When testifying in January this year, former chief operating office of Bosasa (now Africa Global Operations) Angelo Agrizzi revealed that his former boss, chief Gavin Watson, likened Zuma to a puppet president through whom the company could wield power and avoid prosecution for its involvement in tender corruption. Since the early 2000s, Bosasa has held lucrative contracts with the Airports Company of South Africa and the Department of Correctional Services (DCS) that totalled over R1-billion annually.
The DCS contracts were only shut down earlier this year, following Agrizzi’s evidence. Former DCS national commissioner Linda Mti was instrumental in securing the contracts, said Agrizzi, as he was in keeping public prosecutors at bay, when the Special Investigating Unit found evidence of corruption in the contracts.
While these arrangements were going on, Bosasa was also running a large bribery scheme that included political heads of departments, ministers and officials alike, whose silence was bought at a hefty price. One such official was former justice department COO Khotso de Wee, who at the time of Agrizzi’s testimony was secretary of the Zondo commission. Placing De Wee on special leave following this revelation, Zondo said in a statement the commission took the allegations seriously. Many witnesses shared how they lost or left public sector positions in favour of retaining their principles.
While some walked away without so much as a noise, others who tried to fight for what they saw as justice were often disillusioned by the lack of interest from the criminal justice system. Maseko claimed the Hawks sent him from pillar to post when he tried to report threats by Ajay Gupta, that he would call on Zuma to intervene when Maseko refused him access to the GCIS budget of R600-million for the New Age newspaper in 2010. Mentor’s claim was that senior Hawks officials sabotaged her statement to exclude the implication of Zuma.
Putting the climate in which these failures to hold implicated individuals to account into context, former national director of public prosecutions Mxolisi Nxasana, former Independent Police Investigative Directorate head Robert McBride and former Hawks head in KwaZulu-Natal Johan Booysen all gave chilling accounts of the patronage system that collapsed their areas of work. It was this patronage that blocked all efforts to investigate in some instances, or prosecute those against whom there was evidence of corruption in others.
Nxasana’s testimony was cut short when the legal representative of his former deputy Nomgcobo Jiba interjected to claim prejudice against his client. The other two, however, spent days telling how they were removed from their positions in the interest of protecting colleagues who seemed sympathetic to capture.

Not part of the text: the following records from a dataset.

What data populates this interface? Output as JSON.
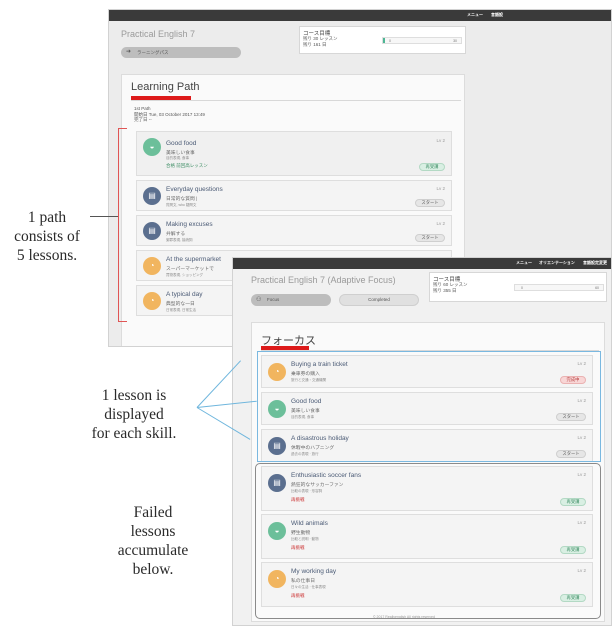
{
  "back_screen": {
    "topbar": {
      "menu": "メニュー",
      "extra": "言語設"
    },
    "course_title": "Practical English 7",
    "pill_label": "ラーニングパス",
    "goal": {
      "title": "コース目標",
      "remaining_lessons": "残り 30 レッスン",
      "remaining_days": "残り 161 日",
      "bar_left": "0",
      "bar_right": "30"
    },
    "panel_title": "Learning Path",
    "meta": {
      "line1": "1st Path",
      "line2": "開始日 Tue, 03 October 2017 13:49",
      "line3": "完了日 --"
    },
    "lessons": [
      {
        "title": "Good food",
        "subtitle": "美味しい食事",
        "tags": "目的表現, 食事",
        "status": "合格  前回高レッスン",
        "meta": "Lv 2",
        "button": "再受講"
      },
      {
        "title": "Everyday questions",
        "subtitle": "日常的な質問 |",
        "tags": "質問文, who 疑問文",
        "status": "",
        "meta": "Lv 2",
        "button": "スタート"
      },
      {
        "title": "Making excuses",
        "subtitle": "弁解する",
        "tags": "謝罪表現, 接続詞",
        "status": "",
        "meta": "Lv 2",
        "button": "スタート"
      },
      {
        "title": "At the supermarket",
        "subtitle": "スーパーマーケットで",
        "tags": "買物表現, ショッピング",
        "status": "",
        "meta": "Lv 2",
        "button": ""
      },
      {
        "title": "A typical day",
        "subtitle": "典型的な一日",
        "tags": "日常表現, 日常生活",
        "status": "",
        "meta": "Lv 2",
        "button": ""
      }
    ],
    "colors": {
      "green": "#6cbf9a",
      "blue": "#5b6f8f",
      "orange": "#f1b55f"
    }
  },
  "front_screen": {
    "topbar": {
      "menu": "メニュー",
      "orientation": "オリエンテーション",
      "lang": "言語設定変更"
    },
    "course_title": "Practical English 7 (Adaptive Focus)",
    "tabs": {
      "focus": "Focus",
      "completed": "Completed"
    },
    "goal": {
      "title": "コース目標",
      "remaining_lessons": "残り 60 レッスン",
      "remaining_days": "残り 355 日",
      "bar_left": "0",
      "bar_right": "60"
    },
    "panel_title": "フォーカス",
    "lessons": [
      {
        "title": "Buying a train ticket",
        "subtitle": "乗車券の購入",
        "tags": "旅行と交通・交通機関",
        "status": "",
        "meta": "Lv 2",
        "button": "完成中"
      },
      {
        "title": "Good food",
        "subtitle": "美味しい食事",
        "tags": "目的表現, 食事",
        "status": "",
        "meta": "Lv 2",
        "button": "スタート"
      },
      {
        "title": "A disastrous holiday",
        "subtitle": "休暇中のハプニング",
        "tags": "過去の表現 · 旅行",
        "status": "",
        "meta": "Lv 2",
        "button": "スタート"
      },
      {
        "title": "Enthusiastic soccer fans",
        "subtitle": "熱狂的なサッカーファン",
        "tags": "比較の表現 · 形容詞",
        "status": "再挑戦",
        "meta": "Lv 2",
        "button": "再受講"
      },
      {
        "title": "Wild animals",
        "subtitle": "野生動物",
        "tags": "比較と説明 · 動物",
        "status": "再挑戦",
        "meta": "Lv 2",
        "button": "再受講"
      },
      {
        "title": "My working day",
        "subtitle": "私の仕事日",
        "tags": "日々の生活 · 仕事表現",
        "status": "再挑戦",
        "meta": "Lv 2",
        "button": "再受講"
      }
    ],
    "footer": "© 2017 Reallyenglish All rights reserved"
  },
  "annotations": {
    "path": [
      "1 path",
      "consists of",
      "5 lessons."
    ],
    "lesson": [
      "1 lesson is",
      "displayed",
      "for each skill."
    ],
    "failed": [
      "Failed",
      "lessons",
      "accumulate",
      "below."
    ]
  }
}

McBride’s description of a “silent coup” that characterised the criminal justice system showed that there was an attack on anti-corruption bodies, which included the “removal of their heads by either suspension or spurious disciplinary actions”, one of which was his own.
There have been calls for Zondo to release one or more interim reports on the work of the commission, to give insight on its findings so far.
Although this has not happened, anyone following the proceedings in Parktown can easily distinguish a pattern in the evidence led so far, that calls for recommendations on delegations of authority within government structures, to develop a greater sense of scrutiny and monitoring of implementation of strategic ideas envisaged for service delivery.
Talane is a writer for Corruption Watch.